Support for Native American Female Entrepreneurs
Certainly, Native Americans face notable barriers when launching a startup business. These barriers can include poor access to education and training as well as to loans and financial capital. However, these obstacles can be even greater for female entrepreneurs. As such, some organizations focused on tribal economic development focus on this stakeholder group. Recognizing the inequalities that exist, they seek to provide a business community development program just for women.
One such organization is Native Women Lead, which was founded in 2017 by eight Native American female entrepreneurs. The organization provides access to capital to tribal women starting a business. They also offer mentors, finance education, and other social and networking supports. Specific tribal economic development funds include their Matriarch Creative Fund and their Matriarch Restorative Fund. The former looks to fund businesses in the creative arts while the latter is more inclusive of all business types. To date, the organization has award over $5000,000 to 65 different Native American women.
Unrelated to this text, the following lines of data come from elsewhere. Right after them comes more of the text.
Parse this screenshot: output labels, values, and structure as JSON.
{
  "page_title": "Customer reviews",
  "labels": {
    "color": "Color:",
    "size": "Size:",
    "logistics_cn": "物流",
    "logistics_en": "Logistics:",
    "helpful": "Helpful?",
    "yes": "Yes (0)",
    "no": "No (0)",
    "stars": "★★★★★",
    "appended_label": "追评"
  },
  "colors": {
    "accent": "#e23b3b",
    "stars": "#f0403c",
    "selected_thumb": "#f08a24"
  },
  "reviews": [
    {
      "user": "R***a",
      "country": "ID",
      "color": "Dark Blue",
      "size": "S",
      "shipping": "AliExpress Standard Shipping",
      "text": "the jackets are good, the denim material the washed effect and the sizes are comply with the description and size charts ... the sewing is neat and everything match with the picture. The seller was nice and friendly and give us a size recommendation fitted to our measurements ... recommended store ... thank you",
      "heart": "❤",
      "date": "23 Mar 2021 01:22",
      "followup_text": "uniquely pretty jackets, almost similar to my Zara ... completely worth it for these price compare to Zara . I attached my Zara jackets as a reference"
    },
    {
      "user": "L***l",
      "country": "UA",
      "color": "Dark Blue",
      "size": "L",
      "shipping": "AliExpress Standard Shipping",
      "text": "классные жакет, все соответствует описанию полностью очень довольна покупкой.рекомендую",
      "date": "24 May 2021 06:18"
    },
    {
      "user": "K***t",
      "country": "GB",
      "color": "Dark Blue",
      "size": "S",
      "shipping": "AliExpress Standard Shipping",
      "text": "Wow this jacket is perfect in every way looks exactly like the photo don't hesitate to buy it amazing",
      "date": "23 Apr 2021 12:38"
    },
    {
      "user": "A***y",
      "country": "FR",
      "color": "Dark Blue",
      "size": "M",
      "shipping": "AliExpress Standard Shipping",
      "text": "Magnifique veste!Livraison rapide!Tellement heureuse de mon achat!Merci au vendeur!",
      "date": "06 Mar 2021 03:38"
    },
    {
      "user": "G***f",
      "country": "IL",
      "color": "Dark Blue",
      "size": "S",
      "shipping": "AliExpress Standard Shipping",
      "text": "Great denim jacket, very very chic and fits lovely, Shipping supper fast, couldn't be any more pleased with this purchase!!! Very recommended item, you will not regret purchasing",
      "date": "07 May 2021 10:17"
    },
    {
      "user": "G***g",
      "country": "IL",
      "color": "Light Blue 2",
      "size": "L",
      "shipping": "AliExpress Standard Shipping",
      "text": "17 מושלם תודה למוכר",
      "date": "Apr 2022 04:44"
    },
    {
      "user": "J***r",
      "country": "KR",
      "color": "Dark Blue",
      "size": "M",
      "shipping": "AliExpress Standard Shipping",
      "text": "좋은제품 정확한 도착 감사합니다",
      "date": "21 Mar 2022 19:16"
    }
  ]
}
And it’s looking to expand further with collaborative initiatives with larger non-profit organizations.
Creating a Tribal Entrepreneurial Pipeline
In today’s climate of challenging startup capital, a business community development program is more important than ever. This is especially true for tribal economic development and Native American entrepreneurs. The list of support organizations above are thus needed for these business-minded populations. Not only will training, financial support, and access to resources advance the number of Native American businesses. But they will also create a foundation of businesses and entrepreneurs that can support future tribal developments. It all starts with a seed of support, and these are the entities that envision a brighter future for tribal businesses.